Foxconn wants Apple to join it in bid for Toshiba’s memory business
Sale of flash business critical to loss-making Japanese conglomerate’s survival
Foxconn: pulled off a $3.5 billion takeover of Japanese consumer electronics group Sharp last year. Photograph: Tyrone Siu/Reuters
Taiwan’s Foxconn has approached Apple about a potential joint bid for Toshiba’s flash memory business in what could be a $28 billion takeover battle.
According to sources, Foxconn – officially know as Hon Hai Precision Industry – has sought the backing of the iPhone maker to strengthen its position in a bidding war that has evoked strong national pride and a backlash against Japanese technology falling into the hands of foreign rivals. The American group has yet to respond.
Toshiba’s chip division has already drawn offers from US chipmaker Broadcom, which partnered with Silver Lake; Western Digital, a chip venture partner with Toshiba; and South Korea’s SK Hynix. Foxconn has indicated it might be willing to pay as much as $28 billion, according to people involved in the talks.
Foxconn, which pulled off a $3.5 billion takeover of Japanese consumer electronics group Sharp last year, is also tapping into close ties between its founder Terry Gou and Masayoshi Son, the chief executive of Japanese internet group SoftBank, to seek financing support from Japanese lenders. But SoftBank, which owns UK chip designer Arm Holdings, is unlikely to become directly involved in the bid, another person close to the company said.

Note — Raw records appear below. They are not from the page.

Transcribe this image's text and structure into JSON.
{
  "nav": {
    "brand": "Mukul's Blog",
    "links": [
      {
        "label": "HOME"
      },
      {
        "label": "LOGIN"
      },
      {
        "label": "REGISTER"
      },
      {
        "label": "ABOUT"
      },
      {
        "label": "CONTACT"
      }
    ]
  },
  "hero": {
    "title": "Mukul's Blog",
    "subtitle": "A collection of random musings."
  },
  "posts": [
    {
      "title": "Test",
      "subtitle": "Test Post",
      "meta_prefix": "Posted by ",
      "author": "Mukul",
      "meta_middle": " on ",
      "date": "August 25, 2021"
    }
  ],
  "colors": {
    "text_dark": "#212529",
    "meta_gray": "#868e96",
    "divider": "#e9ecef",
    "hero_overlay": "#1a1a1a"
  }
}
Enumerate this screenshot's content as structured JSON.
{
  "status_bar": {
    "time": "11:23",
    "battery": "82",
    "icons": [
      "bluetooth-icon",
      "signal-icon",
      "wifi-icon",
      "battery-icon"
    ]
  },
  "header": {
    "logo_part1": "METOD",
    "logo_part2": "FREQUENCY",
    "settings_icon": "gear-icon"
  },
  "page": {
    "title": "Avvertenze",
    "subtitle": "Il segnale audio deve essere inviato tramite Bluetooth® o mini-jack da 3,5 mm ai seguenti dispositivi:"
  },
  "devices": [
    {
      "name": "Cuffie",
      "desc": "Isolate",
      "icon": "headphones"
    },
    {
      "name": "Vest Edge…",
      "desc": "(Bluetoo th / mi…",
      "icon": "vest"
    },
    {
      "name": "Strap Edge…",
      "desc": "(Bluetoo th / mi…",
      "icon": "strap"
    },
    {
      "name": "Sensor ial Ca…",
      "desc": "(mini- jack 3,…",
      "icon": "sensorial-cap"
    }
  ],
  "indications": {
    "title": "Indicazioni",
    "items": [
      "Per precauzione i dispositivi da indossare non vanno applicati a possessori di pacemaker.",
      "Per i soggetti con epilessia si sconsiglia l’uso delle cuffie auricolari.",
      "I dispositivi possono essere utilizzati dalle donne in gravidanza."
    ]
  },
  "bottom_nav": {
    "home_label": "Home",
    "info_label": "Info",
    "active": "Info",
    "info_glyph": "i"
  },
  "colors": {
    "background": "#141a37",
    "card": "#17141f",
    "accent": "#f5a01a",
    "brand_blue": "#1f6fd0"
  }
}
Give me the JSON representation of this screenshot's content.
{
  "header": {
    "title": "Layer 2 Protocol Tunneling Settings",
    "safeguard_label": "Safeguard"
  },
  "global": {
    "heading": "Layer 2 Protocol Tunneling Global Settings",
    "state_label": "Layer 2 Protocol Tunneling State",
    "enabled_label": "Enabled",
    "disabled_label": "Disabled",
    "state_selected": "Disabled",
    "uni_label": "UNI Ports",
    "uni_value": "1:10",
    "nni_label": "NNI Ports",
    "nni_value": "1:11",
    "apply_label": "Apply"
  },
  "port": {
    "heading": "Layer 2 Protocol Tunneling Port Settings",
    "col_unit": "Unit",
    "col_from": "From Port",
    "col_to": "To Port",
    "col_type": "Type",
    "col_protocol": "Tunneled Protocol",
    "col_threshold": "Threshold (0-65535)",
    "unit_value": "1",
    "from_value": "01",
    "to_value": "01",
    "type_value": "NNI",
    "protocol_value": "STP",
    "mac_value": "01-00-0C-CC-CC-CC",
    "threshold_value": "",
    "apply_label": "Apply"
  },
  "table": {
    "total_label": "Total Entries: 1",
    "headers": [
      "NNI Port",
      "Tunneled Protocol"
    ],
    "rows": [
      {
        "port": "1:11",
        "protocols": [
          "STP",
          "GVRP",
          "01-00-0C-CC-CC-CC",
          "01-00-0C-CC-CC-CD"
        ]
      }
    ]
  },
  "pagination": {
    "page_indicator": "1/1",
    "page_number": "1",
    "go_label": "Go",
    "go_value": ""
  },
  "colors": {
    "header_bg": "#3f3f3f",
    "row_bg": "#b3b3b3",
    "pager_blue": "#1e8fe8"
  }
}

The sale of Toshiba’s NAND flash memory business, valued at $18 billion or more, is considered critical to the survival of the loss-making Japanese industrial conglomerate. Doubts have risen about Toshiba’s future as a going concern after its US nuclear unit Westinghouse filed for Chapter 11 bankruptcy protection last month.
- (Copyright The Financial Times Limited 2017)